RESPONSE TO POPE FRANCIS’ SUGGESTED CHANGE IN THE LORD'S PRAYER

December 9, 2017

 

Recently, Pope Francis was quoted as saying that the verse in the Lord’s Prayer currently translated as "lead us not into temptation" is not an accurate translation.  He reasoned that God does not lead us to sin and hence, suggested that the words be changed to “do not let us fall into temptation" 

 

There are biblical grounds to support Pope’s view. One of them is James 1: 13 - 17

 

“Let no one say when he is tempted, “I am being tempted by God,” for God cannot be tempted with evil, and he himself tempts no one. But each person is tempted when he is lured and enticed by his own desire. 15 Then desire when it has conceived gives birth to sin, and sin when it is fully grown brings forth death. Do not be deceived, my beloved brothers.  Every good gift and every perfect gift is from above, coming down from the Father of lights, with whom there is no variation or shadow due to change.”

 

While there might be other biblical grounds to support the Pope’s position, it will be interesting to see how Pope Francis reconciles his view with such words in Matthew 4:1

 

“Then Jesus was led up by the Spirit into the wilderness to be tempted by the devil.”

 

We know for sure that God is not the tempter, Satan is. But can we look at scripture and conclude that God cannot lead someone into temptation? This is the issue that Pope Francis and other theologians have to wrestle with as we think about the accuracy or otherwise of current translations of the Lord’s Prayer.

 

ABOUT THE AUTHOR: Rev Joshua Amaezechi, an ordained Minister in the Christian Reformed Church of North America (CRCNA), is the President of the LEMA Institute. He works as the Lead Chaplain at the Kalamazoo County Jail, Michigan through the Forgotten Man Ministries. 

 

The opinions and comments expressed in this blog are exclusively that of the author.The LEMA Institute or its Board and faculty is not responsible for any aspects of the information supplied by the blogger.

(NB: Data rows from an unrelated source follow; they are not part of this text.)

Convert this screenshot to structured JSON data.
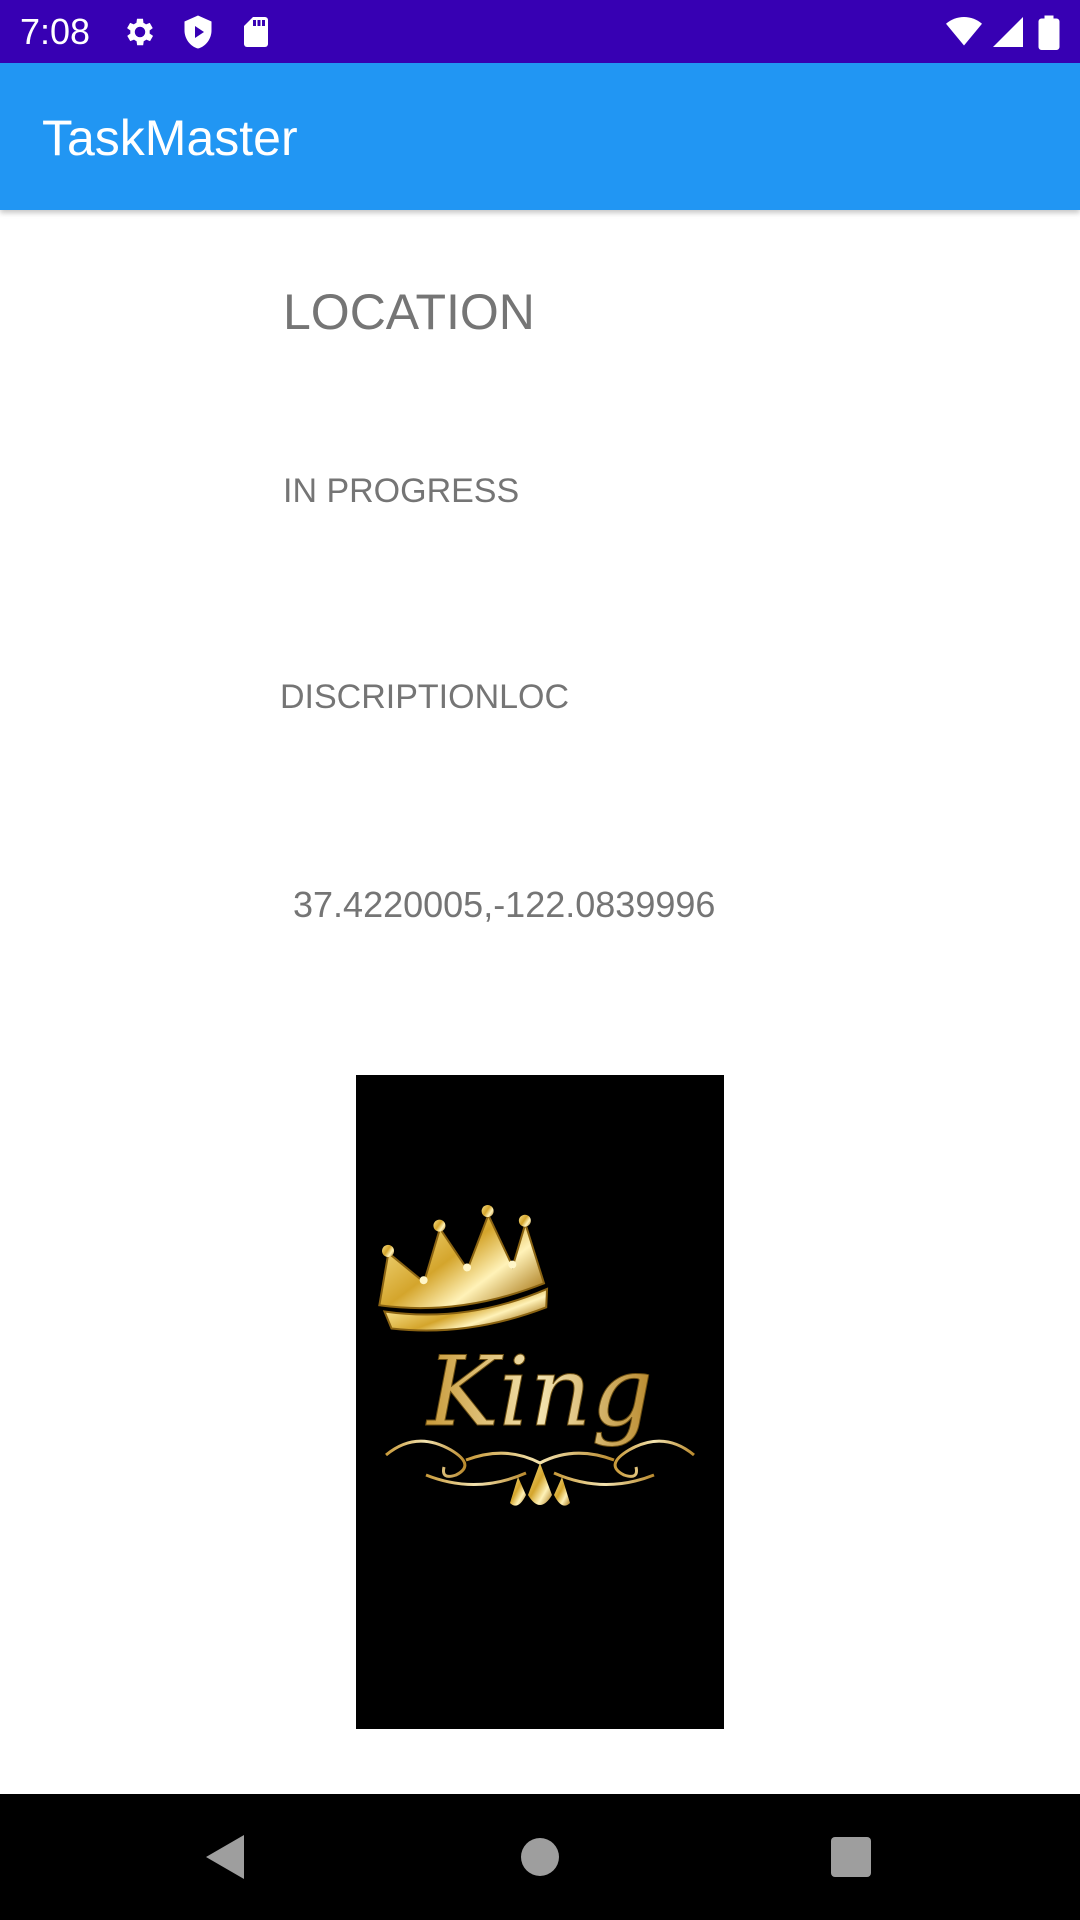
{
  "status_bar": {
    "time": "7:08",
    "background": "#3700b3",
    "left_icons": [
      "gear-icon",
      "shield-play-icon",
      "sd-card-icon"
    ],
    "right_icons": [
      "wifi-icon",
      "cell-signal-icon",
      "battery-icon"
    ]
  },
  "app_bar": {
    "title": "TaskMaster",
    "background": "#2196f3"
  },
  "task": {
    "title": "LOCATION",
    "status": "IN PROGRESS",
    "description": "DISCRIPTIONLOC",
    "location": "37.4220005,-122.0839996",
    "image": {
      "text": "King",
      "icon": "crown-icon"
    }
  },
  "nav_bar": {
    "buttons": [
      "back-icon",
      "home-icon",
      "recents-icon"
    ]
  }
}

Please reload

Featured Posts

What the Snow Has in Common With the Library